**Task to carry out**: Scan the entries that follow for the word "JSON", then report every line in which it appears.

Saved data entries
============================================================

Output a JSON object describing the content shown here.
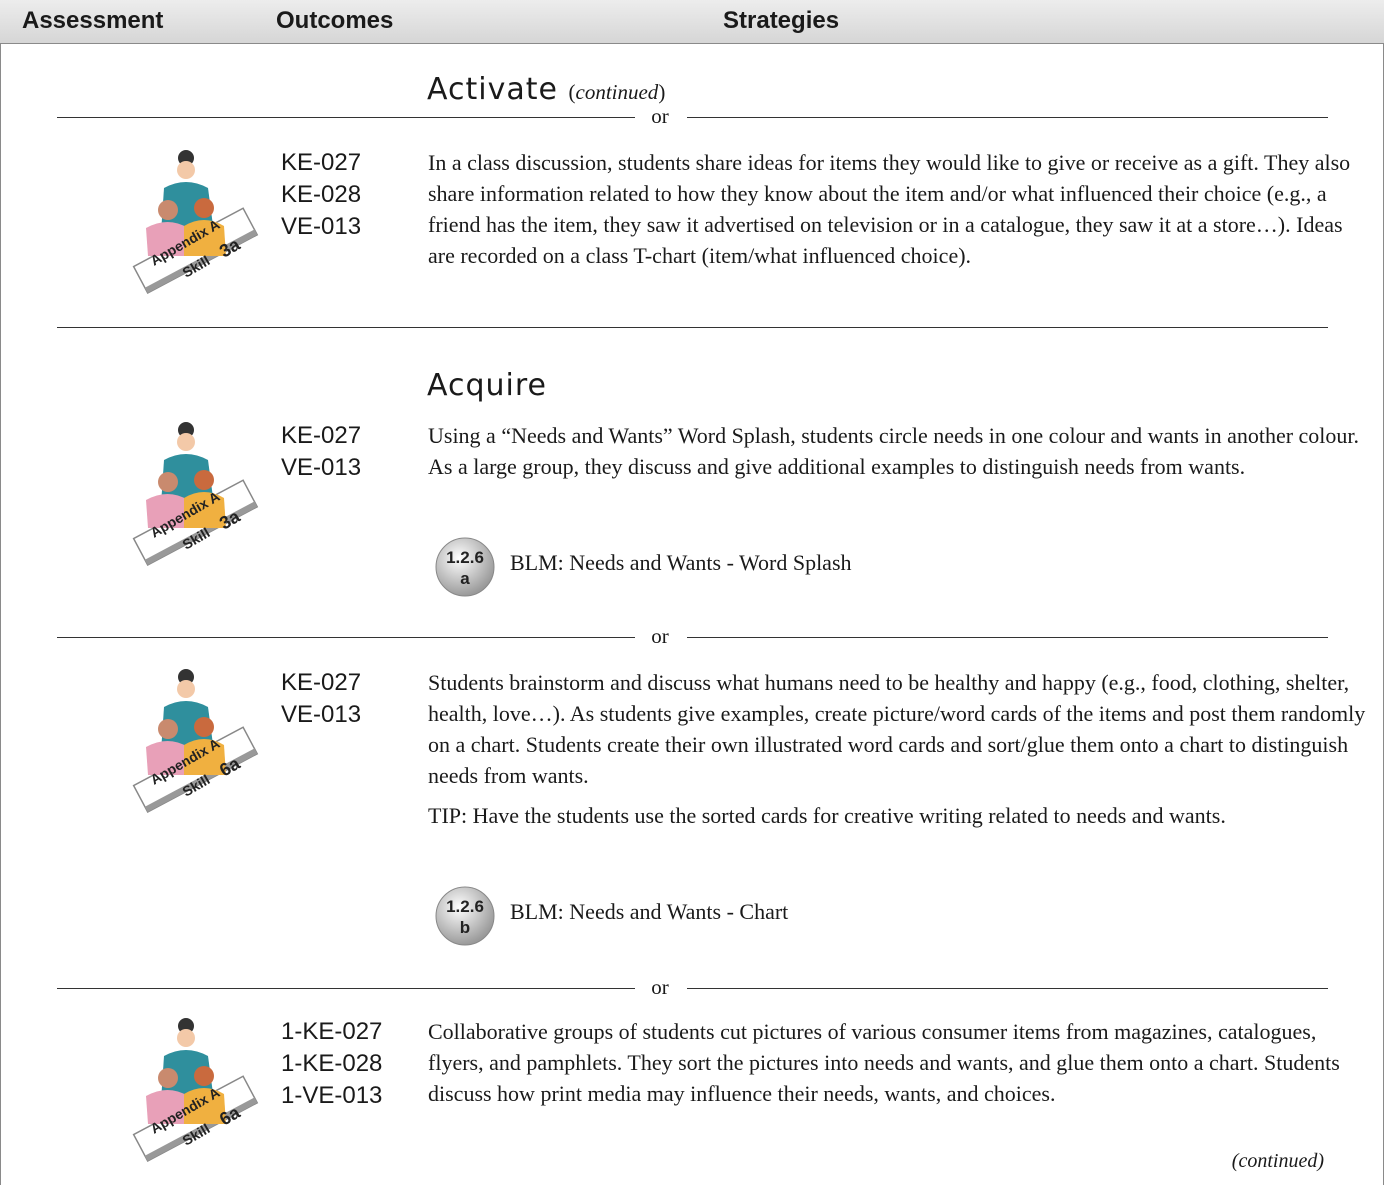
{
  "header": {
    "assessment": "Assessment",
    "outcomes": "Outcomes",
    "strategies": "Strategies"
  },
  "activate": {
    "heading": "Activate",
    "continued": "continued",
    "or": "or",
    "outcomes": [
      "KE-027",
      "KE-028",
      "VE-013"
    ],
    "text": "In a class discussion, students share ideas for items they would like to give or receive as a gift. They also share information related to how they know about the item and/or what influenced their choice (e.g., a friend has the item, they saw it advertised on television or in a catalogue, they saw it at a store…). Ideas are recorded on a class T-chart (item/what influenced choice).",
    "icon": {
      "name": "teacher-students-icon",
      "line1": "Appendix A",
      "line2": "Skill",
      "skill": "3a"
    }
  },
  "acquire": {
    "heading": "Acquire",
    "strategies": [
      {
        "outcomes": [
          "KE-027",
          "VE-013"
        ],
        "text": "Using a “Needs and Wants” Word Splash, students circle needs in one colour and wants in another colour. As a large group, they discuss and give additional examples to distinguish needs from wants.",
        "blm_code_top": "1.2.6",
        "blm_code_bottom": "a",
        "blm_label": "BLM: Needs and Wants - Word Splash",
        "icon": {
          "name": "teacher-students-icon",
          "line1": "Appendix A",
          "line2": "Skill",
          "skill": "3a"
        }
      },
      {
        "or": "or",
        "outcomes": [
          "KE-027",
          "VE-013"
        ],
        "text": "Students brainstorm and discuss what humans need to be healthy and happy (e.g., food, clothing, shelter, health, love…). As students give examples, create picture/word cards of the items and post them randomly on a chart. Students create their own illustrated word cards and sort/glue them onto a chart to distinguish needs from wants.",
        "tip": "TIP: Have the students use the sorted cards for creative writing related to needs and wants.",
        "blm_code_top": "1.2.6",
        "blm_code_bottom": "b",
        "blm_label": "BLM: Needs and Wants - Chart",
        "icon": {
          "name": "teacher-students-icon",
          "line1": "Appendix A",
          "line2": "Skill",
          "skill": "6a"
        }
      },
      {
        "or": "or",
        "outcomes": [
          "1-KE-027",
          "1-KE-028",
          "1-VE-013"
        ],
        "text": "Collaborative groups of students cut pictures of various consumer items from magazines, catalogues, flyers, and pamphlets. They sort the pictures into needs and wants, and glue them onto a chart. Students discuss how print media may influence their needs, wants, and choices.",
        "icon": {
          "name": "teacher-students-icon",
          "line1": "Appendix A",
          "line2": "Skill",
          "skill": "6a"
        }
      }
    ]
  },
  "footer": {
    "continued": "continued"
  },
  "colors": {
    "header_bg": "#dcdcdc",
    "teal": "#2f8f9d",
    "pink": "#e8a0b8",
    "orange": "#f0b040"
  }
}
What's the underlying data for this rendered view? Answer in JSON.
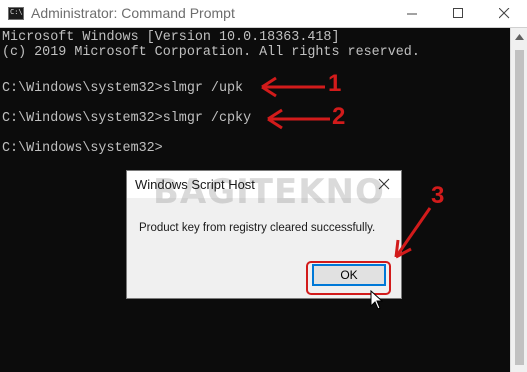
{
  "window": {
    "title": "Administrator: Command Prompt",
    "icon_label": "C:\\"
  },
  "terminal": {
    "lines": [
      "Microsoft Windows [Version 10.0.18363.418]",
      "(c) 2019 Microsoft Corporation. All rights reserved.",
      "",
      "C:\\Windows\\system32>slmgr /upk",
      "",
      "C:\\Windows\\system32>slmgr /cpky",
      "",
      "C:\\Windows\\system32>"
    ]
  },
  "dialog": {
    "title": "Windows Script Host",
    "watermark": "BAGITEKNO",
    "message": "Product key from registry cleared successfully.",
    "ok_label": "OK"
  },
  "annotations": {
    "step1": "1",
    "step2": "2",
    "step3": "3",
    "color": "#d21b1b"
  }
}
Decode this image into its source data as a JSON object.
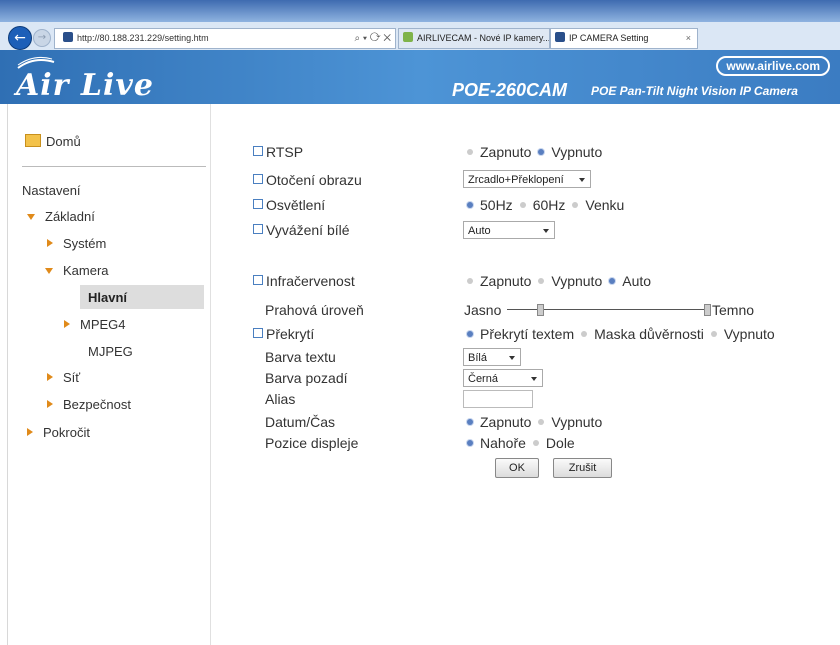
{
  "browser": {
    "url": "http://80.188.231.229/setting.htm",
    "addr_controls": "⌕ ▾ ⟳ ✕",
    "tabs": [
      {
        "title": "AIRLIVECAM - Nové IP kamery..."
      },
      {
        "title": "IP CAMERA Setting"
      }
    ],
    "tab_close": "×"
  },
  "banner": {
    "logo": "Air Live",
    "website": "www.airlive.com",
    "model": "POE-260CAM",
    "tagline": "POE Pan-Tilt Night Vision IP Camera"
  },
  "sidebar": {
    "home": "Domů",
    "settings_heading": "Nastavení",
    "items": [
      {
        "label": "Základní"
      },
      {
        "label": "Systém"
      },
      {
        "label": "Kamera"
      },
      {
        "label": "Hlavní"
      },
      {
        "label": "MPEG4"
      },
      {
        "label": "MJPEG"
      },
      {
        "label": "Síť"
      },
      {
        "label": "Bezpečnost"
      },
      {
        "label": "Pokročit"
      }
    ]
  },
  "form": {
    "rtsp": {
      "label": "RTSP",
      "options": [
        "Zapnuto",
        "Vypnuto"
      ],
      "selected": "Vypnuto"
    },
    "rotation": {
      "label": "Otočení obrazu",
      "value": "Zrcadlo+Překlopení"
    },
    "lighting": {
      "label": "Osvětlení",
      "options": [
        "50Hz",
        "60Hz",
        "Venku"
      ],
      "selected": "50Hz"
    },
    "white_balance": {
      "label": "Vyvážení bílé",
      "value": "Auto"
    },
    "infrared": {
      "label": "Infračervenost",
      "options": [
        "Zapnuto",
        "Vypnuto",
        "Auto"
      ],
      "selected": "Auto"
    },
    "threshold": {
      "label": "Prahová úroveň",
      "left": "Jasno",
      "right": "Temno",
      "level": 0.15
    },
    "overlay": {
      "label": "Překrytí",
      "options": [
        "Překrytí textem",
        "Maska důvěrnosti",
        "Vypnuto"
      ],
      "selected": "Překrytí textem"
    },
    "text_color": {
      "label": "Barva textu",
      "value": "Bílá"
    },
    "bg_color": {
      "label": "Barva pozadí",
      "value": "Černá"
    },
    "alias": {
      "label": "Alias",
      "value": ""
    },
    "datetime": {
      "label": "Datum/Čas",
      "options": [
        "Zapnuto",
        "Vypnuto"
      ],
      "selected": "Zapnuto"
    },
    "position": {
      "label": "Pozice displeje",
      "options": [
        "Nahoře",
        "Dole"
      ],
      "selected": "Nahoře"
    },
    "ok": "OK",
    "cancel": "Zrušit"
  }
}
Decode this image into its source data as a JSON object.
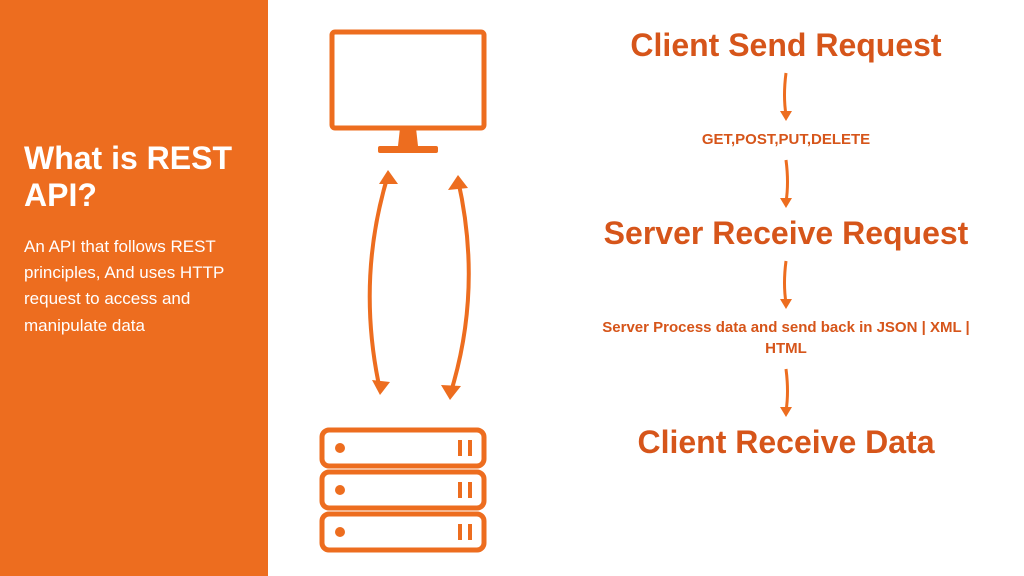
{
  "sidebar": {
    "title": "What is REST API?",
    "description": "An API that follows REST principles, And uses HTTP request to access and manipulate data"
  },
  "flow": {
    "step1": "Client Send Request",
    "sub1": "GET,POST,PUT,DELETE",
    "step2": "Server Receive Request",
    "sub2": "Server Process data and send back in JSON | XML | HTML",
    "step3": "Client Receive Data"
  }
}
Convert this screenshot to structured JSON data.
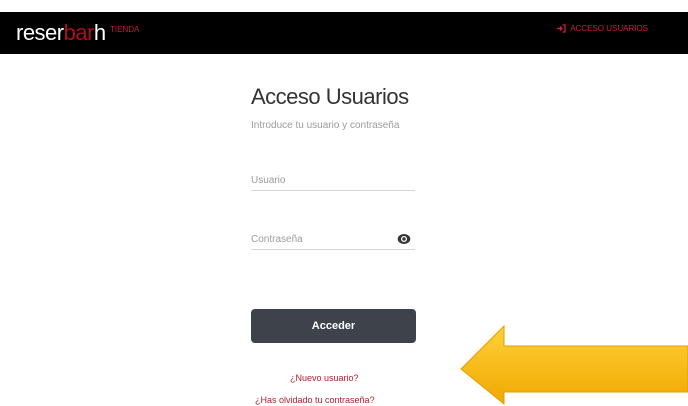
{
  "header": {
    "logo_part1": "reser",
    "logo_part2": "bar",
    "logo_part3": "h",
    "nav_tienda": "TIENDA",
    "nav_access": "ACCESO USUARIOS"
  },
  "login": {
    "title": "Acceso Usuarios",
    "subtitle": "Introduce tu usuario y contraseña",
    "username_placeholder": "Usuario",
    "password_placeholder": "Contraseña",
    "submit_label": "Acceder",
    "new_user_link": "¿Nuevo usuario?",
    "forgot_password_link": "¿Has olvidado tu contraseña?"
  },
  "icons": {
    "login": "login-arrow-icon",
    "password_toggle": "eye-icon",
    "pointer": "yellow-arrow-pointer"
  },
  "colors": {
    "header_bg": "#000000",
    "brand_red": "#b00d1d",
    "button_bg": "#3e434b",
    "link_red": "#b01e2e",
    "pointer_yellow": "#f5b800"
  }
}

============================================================

**Answer to this exercise**:
Output a JSON object describing the content shown here.
What's the underlying data for this rendered view? Answer in JSON.
Decode this image into its source data as a JSON object.
Decode this image into its source data as a JSON object.
    "sub2": "Server Process data and send back in JSON | XML | HTML",
Convert this screenshot to structured JSON data.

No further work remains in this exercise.